--- Data for the task Enclosed Below ---

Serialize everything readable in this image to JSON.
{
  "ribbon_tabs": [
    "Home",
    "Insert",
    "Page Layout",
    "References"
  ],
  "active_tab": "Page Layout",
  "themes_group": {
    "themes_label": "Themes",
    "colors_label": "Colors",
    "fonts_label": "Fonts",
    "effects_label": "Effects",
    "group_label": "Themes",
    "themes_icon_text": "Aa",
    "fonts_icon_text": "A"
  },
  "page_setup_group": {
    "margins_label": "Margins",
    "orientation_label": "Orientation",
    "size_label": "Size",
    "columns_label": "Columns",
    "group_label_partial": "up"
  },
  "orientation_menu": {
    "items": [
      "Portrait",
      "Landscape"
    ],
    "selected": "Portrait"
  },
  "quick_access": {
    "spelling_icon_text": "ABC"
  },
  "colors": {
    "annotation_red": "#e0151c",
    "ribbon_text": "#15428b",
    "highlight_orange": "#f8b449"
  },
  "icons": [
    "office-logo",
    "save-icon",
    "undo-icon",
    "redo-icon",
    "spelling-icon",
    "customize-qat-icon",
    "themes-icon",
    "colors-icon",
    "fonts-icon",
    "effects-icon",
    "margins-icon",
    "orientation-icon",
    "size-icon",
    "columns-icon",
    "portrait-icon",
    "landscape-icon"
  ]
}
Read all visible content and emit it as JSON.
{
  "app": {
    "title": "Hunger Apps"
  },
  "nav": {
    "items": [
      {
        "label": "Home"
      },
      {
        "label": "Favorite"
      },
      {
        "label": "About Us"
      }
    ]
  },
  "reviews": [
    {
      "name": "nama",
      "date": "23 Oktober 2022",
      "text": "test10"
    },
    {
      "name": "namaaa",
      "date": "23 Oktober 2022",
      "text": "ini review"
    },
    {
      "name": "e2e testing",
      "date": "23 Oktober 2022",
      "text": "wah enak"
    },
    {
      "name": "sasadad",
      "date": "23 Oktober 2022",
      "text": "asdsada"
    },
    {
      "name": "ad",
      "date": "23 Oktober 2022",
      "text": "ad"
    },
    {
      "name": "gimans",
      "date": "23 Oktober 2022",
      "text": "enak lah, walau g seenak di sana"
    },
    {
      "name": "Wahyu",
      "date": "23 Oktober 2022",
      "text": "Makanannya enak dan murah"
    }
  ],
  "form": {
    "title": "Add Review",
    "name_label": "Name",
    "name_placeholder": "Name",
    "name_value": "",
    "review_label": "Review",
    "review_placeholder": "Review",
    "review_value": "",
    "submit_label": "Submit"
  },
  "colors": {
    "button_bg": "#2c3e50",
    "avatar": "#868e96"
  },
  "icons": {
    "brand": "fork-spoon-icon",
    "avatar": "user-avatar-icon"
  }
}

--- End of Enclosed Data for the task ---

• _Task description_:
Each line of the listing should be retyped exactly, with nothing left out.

• _Exercise output_:
Serialize everything readable in this image to JSON.
{
  "ribbon_tabs": [
    "Home",
    "Insert",
    "Page Layout",
    "References"
  ],
  "active_tab": "Page Layout",
  "themes_group": {
    "themes_label": "Themes",
    "colors_label": "Colors",
    "fonts_label": "Fonts",
    "effects_label": "Effects",
    "group_label": "Themes",
    "themes_icon_text": "Aa",
    "fonts_icon_text": "A"
  },
  "page_setup_group": {
    "margins_label": "Margins",
    "orientation_label": "Orientation",
    "size_label": "Size",
    "columns_label": "Columns",
    "group_label_partial": "up"
  },
  "orientation_menu": {
    "items": [
      "Portrait",
      "Landscape"
    ],
    "selected": "Portrait"
  },
  "quick_access": {
    "spelling_icon_text": "ABC"
  },
  "colors": {
    "annotation_red": "#e0151c",
    "ribbon_text": "#15428b",
    "highlight_orange": "#f8b449"
  },
  "icons": [
    "office-logo",
    "save-icon",
    "undo-icon",
    "redo-icon",
    "spelling-icon",
    "customize-qat-icon",
    "themes-icon",
    "colors-icon",
    "fonts-icon",
    "effects-icon",
    "margins-icon",
    "orientation-icon",
    "size-icon",
    "columns-icon",
    "portrait-icon",
    "landscape-icon"
  ]
}
Read all visible content and emit it as JSON.
{
  "app": {
    "title": "Hunger Apps"
  },
  "nav": {
    "items": [
      {
        "label": "Home"
      },
      {
        "label": "Favorite"
      },
      {
        "label": "About Us"
      }
    ]
  },
  "reviews": [
    {
      "name": "nama",
      "date": "23 Oktober 2022",
      "text": "test10"
    },
    {
      "name": "namaaa",
      "date": "23 Oktober 2022",
      "text": "ini review"
    },
    {
      "name": "e2e testing",
      "date": "23 Oktober 2022",
      "text": "wah enak"
    },
    {
      "name": "sasadad",
      "date": "23 Oktober 2022",
      "text": "asdsada"
    },
    {
      "name": "ad",
      "date": "23 Oktober 2022",
      "text": "ad"
    },
    {
      "name": "gimans",
      "date": "23 Oktober 2022",
      "text": "enak lah, walau g seenak di sana"
    },
    {
      "name": "Wahyu",
      "date": "23 Oktober 2022",
      "text": "Makanannya enak dan murah"
    }
  ],
  "form": {
    "title": "Add Review",
    "name_label": "Name",
    "name_placeholder": "Name",
    "name_value": "",
    "review_label": "Review",
    "review_placeholder": "Review",
    "review_value": "",
    "submit_label": "Submit"
  },
  "colors": {
    "button_bg": "#2c3e50",
    "avatar": "#868e96"
  },
  "icons": {
    "brand": "fork-spoon-icon",
    "avatar": "user-avatar-icon"
  }
}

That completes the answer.